“The skills I am taking into teaching with me include organisation and prioritisation,” she said.
“As a solicitor, I had to speak to many people and adapt my communication style accordingly.
“Also my resilience and ICT skills will both come in handy as a teacher.”
Christina is currently teaching Key Stage 2 pupils as part of her final school placement and says her experience as a mother has helped her on her new career path.
“I think being a parent and being a little older has made me a better teacher,” she said.
“Teaching is about more than just the teaching side, it’s also about the pastoral side and ensuring children are OK, particularly during the pandemic.
“Being a parent to two young children, I know first-hand how important a teacher is in a child’s early years, in helping mould them into who they are going to be.

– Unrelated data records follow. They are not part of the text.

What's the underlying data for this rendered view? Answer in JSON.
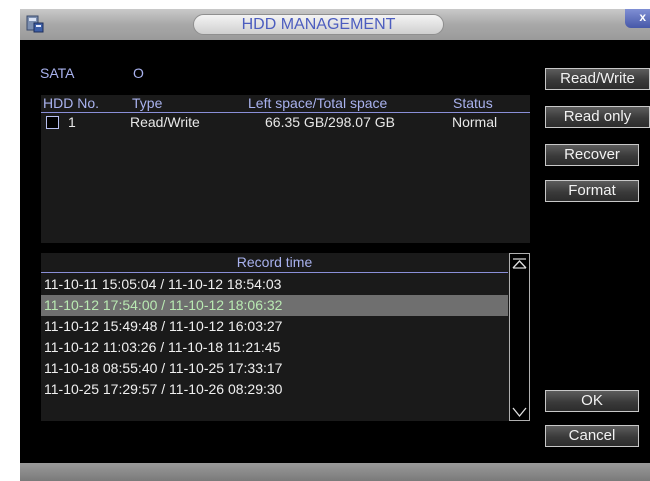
{
  "window": {
    "title": "HDD MANAGEMENT",
    "close_label": "x"
  },
  "sata": {
    "label": "SATA",
    "value": "O"
  },
  "hdd_table": {
    "headers": [
      "HDD No.",
      "Type",
      "Left space/Total space",
      "Status"
    ],
    "rows": [
      {
        "number": "1",
        "type": "Read/Write",
        "space": "66.35 GB/298.07 GB",
        "status": "Normal"
      }
    ]
  },
  "record_time": {
    "header": "Record time",
    "rows": [
      "11-10-11 15:05:04 / 11-10-12 18:54:03",
      "11-10-12 17:54:00 / 11-10-12 18:06:32",
      "11-10-12 15:49:48 / 11-10-12 16:03:27",
      "11-10-12 11:03:26 / 11-10-18 11:21:45",
      "11-10-18 08:55:40 / 11-10-25 17:33:17",
      "11-10-25 17:29:57 / 11-10-26 08:29:30"
    ],
    "selected_index": 1
  },
  "buttons": {
    "read_write": "Read/Write",
    "read_only": "Read only",
    "recover": "Recover",
    "format": "Format",
    "ok": "OK",
    "cancel": "Cancel"
  },
  "icons": {
    "app": "hdd-app-icon",
    "scroll_up": "scroll-up-icon",
    "scroll_down": "scroll-down-icon"
  },
  "colors": {
    "label": "#a9b2ee",
    "selected_row_bg": "#6f6f6f",
    "selected_row_text": "#b9eab2"
  }
}
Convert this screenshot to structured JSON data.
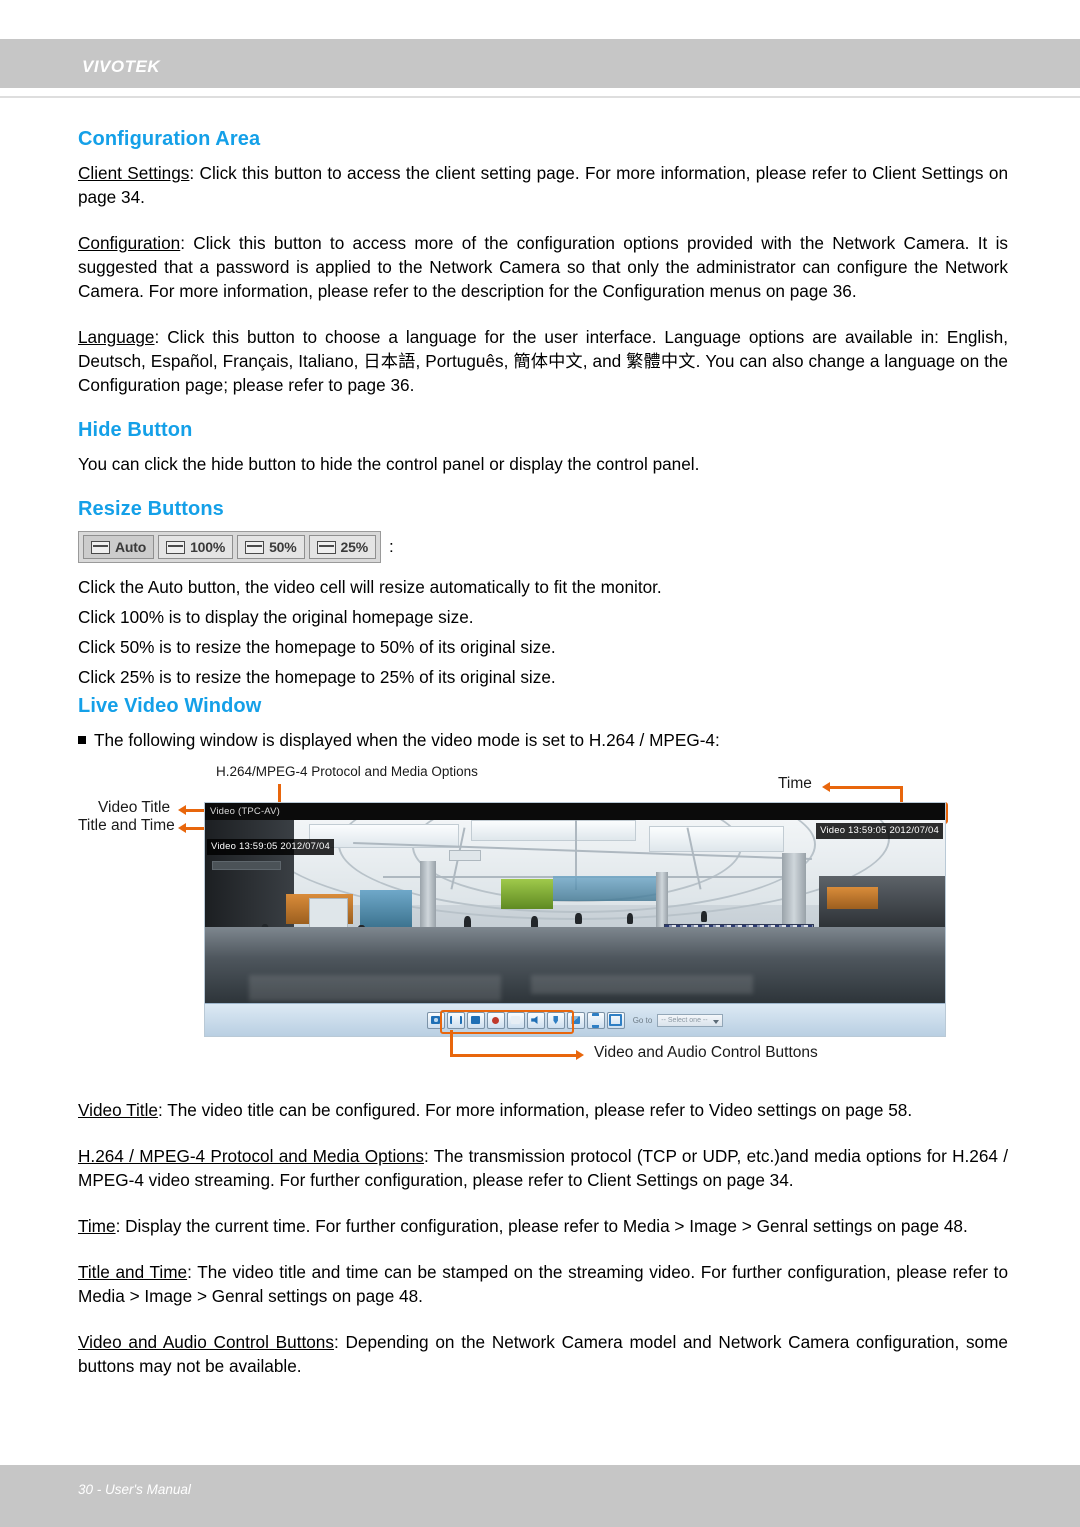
{
  "header": {
    "brand": "VIVOTEK"
  },
  "sections": {
    "configuration_area": {
      "heading": "Configuration Area",
      "paragraphs": [
        {
          "lead": "Client Settings",
          "text": ": Click this button to access the client setting page. For more information, please refer to Client Settings on page 34."
        },
        {
          "lead": "Configuration",
          "text": ": Click this button to access more of the configuration options provided with the Network Camera. It is suggested that a password is applied to the Network Camera so that only the administrator can configure the Network Camera. For more information, please refer to the description for the Configuration menus on page 36."
        },
        {
          "lead": "Language",
          "text": ": Click this button to choose a language for the user interface. Language options are available in: English, Deutsch, Español, Français, Italiano, 日本語, Português, 簡体中文, and 繁體中文. You can also change a language on the Configuration page; please refer to page 36."
        }
      ]
    },
    "hide_button": {
      "heading": "Hide Button",
      "text": "You can click the hide button to hide the control panel or display the control panel."
    },
    "resize_buttons": {
      "heading": "Resize Buttons",
      "buttons": [
        {
          "label": "Auto",
          "icon": "resize-icon"
        },
        {
          "label": "100%",
          "icon": "resize-icon"
        },
        {
          "label": "50%",
          "icon": "resize-icon"
        },
        {
          "label": "25%",
          "icon": "resize-icon"
        }
      ],
      "trailing_colon": ":",
      "lines": [
        "Click the Auto button, the video cell will resize automatically to fit the monitor.",
        "Click 100% is to display the original homepage size.",
        "Click 50% is to resize the homepage to 50% of its original size.",
        "Click 25% is to resize the homepage to 25% of its original size."
      ]
    },
    "live_video_window": {
      "heading": "Live Video Window",
      "bullet_text": "The following window is displayed when the video mode is set to H.264 / MPEG-4:",
      "figure": {
        "callouts": {
          "protocol": "H.264/MPEG-4 Protocol and Media Options",
          "video_title": "Video Title",
          "title_and_time": "Title and Time",
          "time": "Time",
          "controls": "Video and Audio Control Buttons"
        },
        "window": {
          "titlebar_name": "Video",
          "titlebar_protocol": "(TPC-AV)",
          "overlay_left": "Video 13:59:05  2012/07/04",
          "overlay_right": "Video 13:59:05  2012/07/04",
          "goto_label": "Go to",
          "goto_value": "-- Select one --",
          "control_buttons": [
            "snapshot-button",
            "pause-button",
            "stop-button",
            "record-button",
            "volume-off-button",
            "speaker-button",
            "microphone-button",
            "digital-zoom-button",
            "pan-tilt-button",
            "fullscreen-button"
          ]
        }
      },
      "paragraphs": [
        {
          "lead": "Video Title",
          "text": ": The video title can be configured. For more information, please refer to Video settings on page 58."
        },
        {
          "lead": "H.264 / MPEG-4 Protocol and Media Options",
          "text": ": The transmission protocol (TCP or UDP, etc.)and media options for H.264 / MPEG-4 video streaming. For further configuration, please refer to Client Settings on page 34."
        },
        {
          "lead": "Time",
          "text": ": Display the current time. For further configuration, please refer to Media > Image > Genral settings on page 48."
        },
        {
          "lead": "Title and Time",
          "text": ": The video title and time can be stamped on the streaming video. For further configuration, please refer to Media > Image > Genral settings on page 48."
        },
        {
          "lead": "Video and Audio Control Buttons",
          "text": ": Depending on the Network Camera model and Network Camera configuration, some buttons may not be available."
        }
      ]
    }
  },
  "footer": {
    "text": "30 - User's Manual"
  },
  "colors": {
    "heading_blue": "#14a0e8",
    "band_gray": "#c6c6c6",
    "annotation_orange": "#e8660c"
  }
}
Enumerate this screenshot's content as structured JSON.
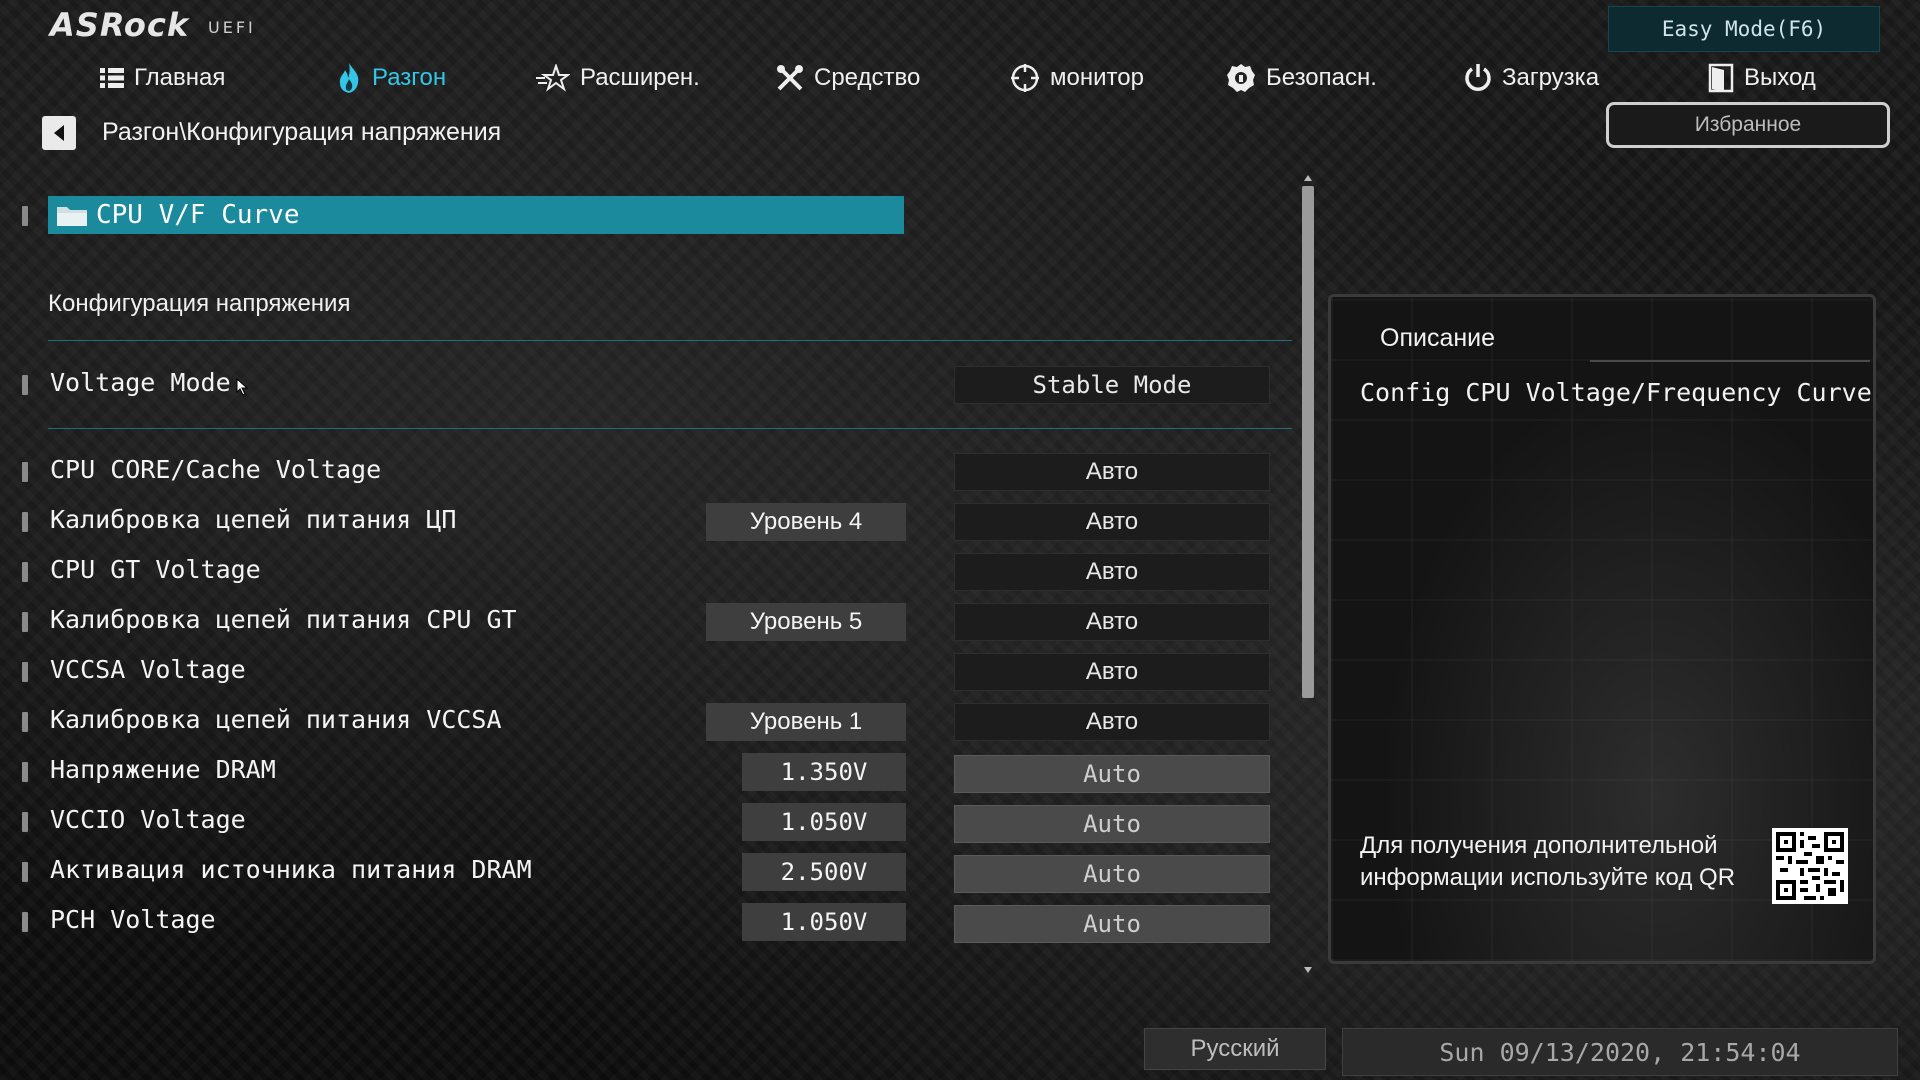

“I realised I could take the aspects I really enjoyed from my role as a solicitor, into a new career in teaching.”
Better work-life balance
The trainee says she now has a better work-life balance and ‘lots of support’.
“Balancing the academic side of training as a teacher with a young family can be tricky, but I have got lots of support.
“My husband takes the children to school in the mornings so I can get to school myself and I’ll complete assignments in the evenings.”
1 in 12 expected to lose jobs in next three months
Transition to Teach is funded by the Department for Education and helps those who want to make a career change and become a teacher.
Like Christina, the teachers who train with Transition to Teach do not need any prior experience and the programme aims to help those at risk of redundancy.
Redundancy figures released by the Resolution Foundation in February show that 1 in 12 employed workers expect to lose their jobs in the next three months, or have been advised that redundancy is on the cards.
Stephen Henry, who has more than 25 years of experience in the education industry and works with Transition to Teach, supports trainees on the programme.
“It’s a myth that teaching is a young person’s game, it’s actually beneficial to be older in many cases,” he said.
“When I was first teaching 18-year-old students at only 24 myself, it was difficult to get that distance and attain the necessary authority.
“People moving into teaching often worry about the teaching side and how they’ll control a class but actually, once you’ve learnt your craft, the teaching becomes second nature.
“Teaching is one of the most rewarding jobs there is, and I for one am delighted to see more candidates with rich life experience joining the profession.”
“If you’re thinking about teaching, I’d highly recommend getting in touch with Transition to Teach,” Christina said.
“It’s both exciting and scary to be starting a new career in teaching, but so far so good.
“I’m happy with the decision I made.”
More information about Transition to Teach can be found at this website.